**About this exercise:** Please give every record below again exactly, and keep the pictures out.

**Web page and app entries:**
***
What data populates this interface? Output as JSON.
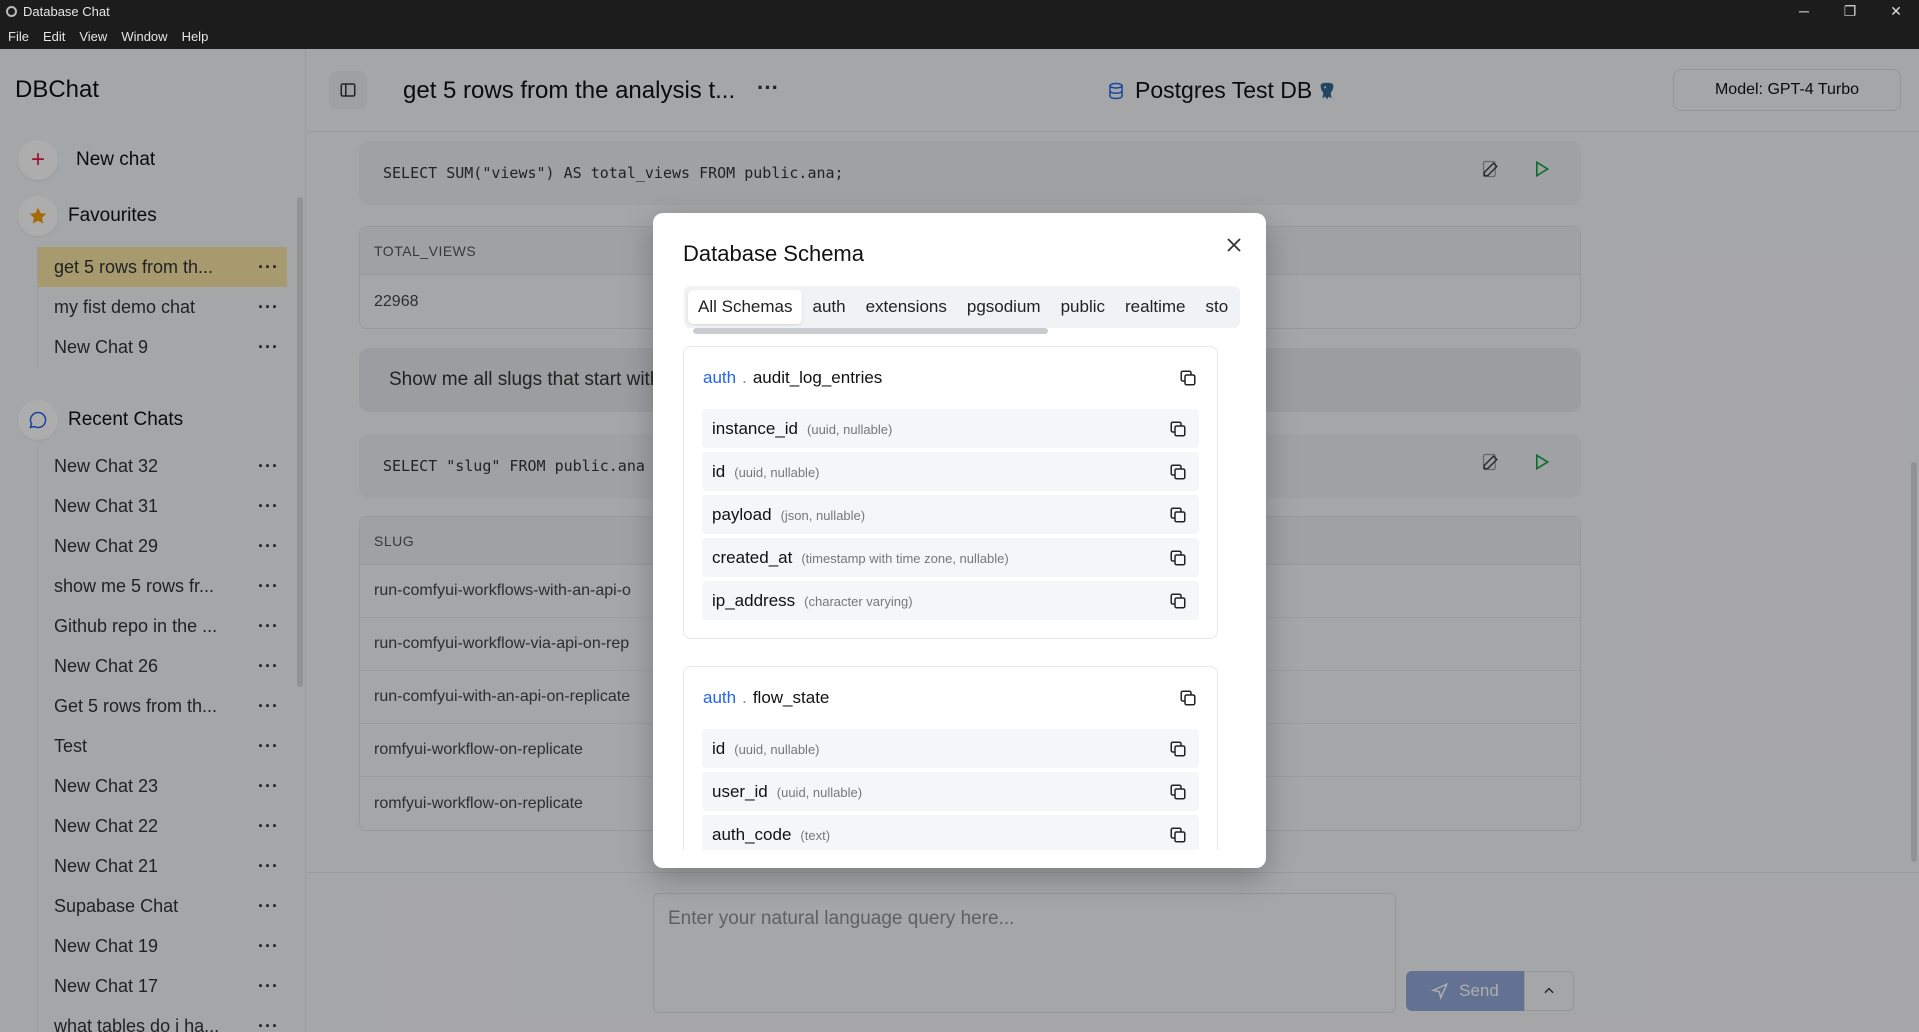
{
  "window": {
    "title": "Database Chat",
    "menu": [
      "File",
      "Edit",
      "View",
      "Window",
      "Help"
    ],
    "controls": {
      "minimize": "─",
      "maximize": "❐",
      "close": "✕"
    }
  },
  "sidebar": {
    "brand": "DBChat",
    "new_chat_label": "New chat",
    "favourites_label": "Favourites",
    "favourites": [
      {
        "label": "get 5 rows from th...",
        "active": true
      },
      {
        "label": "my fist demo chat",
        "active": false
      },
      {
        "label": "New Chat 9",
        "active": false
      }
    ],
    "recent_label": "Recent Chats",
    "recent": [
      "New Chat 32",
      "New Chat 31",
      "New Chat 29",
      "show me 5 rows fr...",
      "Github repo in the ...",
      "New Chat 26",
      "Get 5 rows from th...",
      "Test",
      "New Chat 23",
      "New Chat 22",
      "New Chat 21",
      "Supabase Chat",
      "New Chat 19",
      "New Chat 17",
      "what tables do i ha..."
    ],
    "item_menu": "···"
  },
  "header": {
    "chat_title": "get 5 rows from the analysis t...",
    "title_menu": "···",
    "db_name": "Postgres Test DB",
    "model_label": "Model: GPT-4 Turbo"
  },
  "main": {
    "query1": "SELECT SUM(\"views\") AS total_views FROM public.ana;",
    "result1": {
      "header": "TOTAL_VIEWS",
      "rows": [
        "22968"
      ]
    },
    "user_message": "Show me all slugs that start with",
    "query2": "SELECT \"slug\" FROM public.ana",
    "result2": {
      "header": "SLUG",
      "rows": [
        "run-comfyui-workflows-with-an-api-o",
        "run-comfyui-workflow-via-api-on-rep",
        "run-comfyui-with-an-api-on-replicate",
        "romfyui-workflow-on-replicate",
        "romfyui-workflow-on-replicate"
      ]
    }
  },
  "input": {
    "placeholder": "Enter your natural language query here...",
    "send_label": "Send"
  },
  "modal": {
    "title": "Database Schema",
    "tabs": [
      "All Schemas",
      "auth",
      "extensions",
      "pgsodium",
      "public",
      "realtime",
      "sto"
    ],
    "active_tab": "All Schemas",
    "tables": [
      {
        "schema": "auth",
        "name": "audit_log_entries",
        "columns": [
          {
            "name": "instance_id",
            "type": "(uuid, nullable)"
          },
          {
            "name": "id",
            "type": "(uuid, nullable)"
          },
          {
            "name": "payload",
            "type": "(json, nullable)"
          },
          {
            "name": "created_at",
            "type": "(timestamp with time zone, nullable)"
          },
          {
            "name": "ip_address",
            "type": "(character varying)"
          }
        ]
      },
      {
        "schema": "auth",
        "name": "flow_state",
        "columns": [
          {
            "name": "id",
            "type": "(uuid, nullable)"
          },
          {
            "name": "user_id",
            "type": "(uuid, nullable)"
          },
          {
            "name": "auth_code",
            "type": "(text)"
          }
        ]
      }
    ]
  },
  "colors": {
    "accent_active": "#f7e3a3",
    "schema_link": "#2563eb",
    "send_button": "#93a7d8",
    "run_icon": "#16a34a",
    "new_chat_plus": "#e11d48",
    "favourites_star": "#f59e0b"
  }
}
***
**Task answer:**
What data populates this interface? Output as JSON.
{
  "window": {
    "title": "Database Chat",
    "menu": [
      "File",
      "Edit",
      "View",
      "Window",
      "Help"
    ],
    "controls": {
      "minimize": "─",
      "maximize": "❐",
      "close": "✕"
    }
  },
  "sidebar": {
    "brand": "DBChat",
    "new_chat_label": "New chat",
    "favourites_label": "Favourites",
    "favourites": [
      {
        "label": "get 5 rows from th...",
        "active": true
      },
      {
        "label": "my fist demo chat",
        "active": false
      },
      {
        "label": "New Chat 9",
        "active": false
      }
    ],
    "recent_label": "Recent Chats",
    "recent": [
      "New Chat 32",
      "New Chat 31",
      "New Chat 29",
      "show me 5 rows fr...",
      "Github repo in the ...",
      "New Chat 26",
      "Get 5 rows from th...",
      "Test",
      "New Chat 23",
      "New Chat 22",
      "New Chat 21",
      "Supabase Chat",
      "New Chat 19",
      "New Chat 17",
      "what tables do i ha..."
    ],
    "item_menu": "···"
  },
  "header": {
    "chat_title": "get 5 rows from the analysis t...",
    "title_menu": "···",
    "db_name": "Postgres Test DB",
    "model_label": "Model: GPT-4 Turbo"
  },
  "main": {
    "query1": "SELECT SUM(\"views\") AS total_views FROM public.ana;",
    "result1": {
      "header": "TOTAL_VIEWS",
      "rows": [
        "22968"
      ]
    },
    "user_message": "Show me all slugs that start with",
    "query2": "SELECT \"slug\" FROM public.ana",
    "result2": {
      "header": "SLUG",
      "rows": [
        "run-comfyui-workflows-with-an-api-o",
        "run-comfyui-workflow-via-api-on-rep",
        "run-comfyui-with-an-api-on-replicate",
        "romfyui-workflow-on-replicate",
        "romfyui-workflow-on-replicate"
      ]
    }
  },
  "input": {
    "placeholder": "Enter your natural language query here...",
    "send_label": "Send"
  },
  "modal": {
    "title": "Database Schema",
    "tabs": [
      "All Schemas",
      "auth",
      "extensions",
      "pgsodium",
      "public",
      "realtime",
      "sto"
    ],
    "active_tab": "All Schemas",
    "tables": [
      {
        "schema": "auth",
        "name": "audit_log_entries",
        "columns": [
          {
            "name": "instance_id",
            "type": "(uuid, nullable)"
          },
          {
            "name": "id",
            "type": "(uuid, nullable)"
          },
          {
            "name": "payload",
            "type": "(json, nullable)"
          },
          {
            "name": "created_at",
            "type": "(timestamp with time zone, nullable)"
          },
          {
            "name": "ip_address",
            "type": "(character varying)"
          }
        ]
      },
      {
        "schema": "auth",
        "name": "flow_state",
        "columns": [
          {
            "name": "id",
            "type": "(uuid, nullable)"
          },
          {
            "name": "user_id",
            "type": "(uuid, nullable)"
          },
          {
            "name": "auth_code",
            "type": "(text)"
          }
        ]
      }
    ]
  },
  "colors": {
    "accent_active": "#f7e3a3",
    "schema_link": "#2563eb",
    "send_button": "#93a7d8",
    "run_icon": "#16a34a",
    "new_chat_plus": "#e11d48",
    "favourites_star": "#f59e0b"
  }
}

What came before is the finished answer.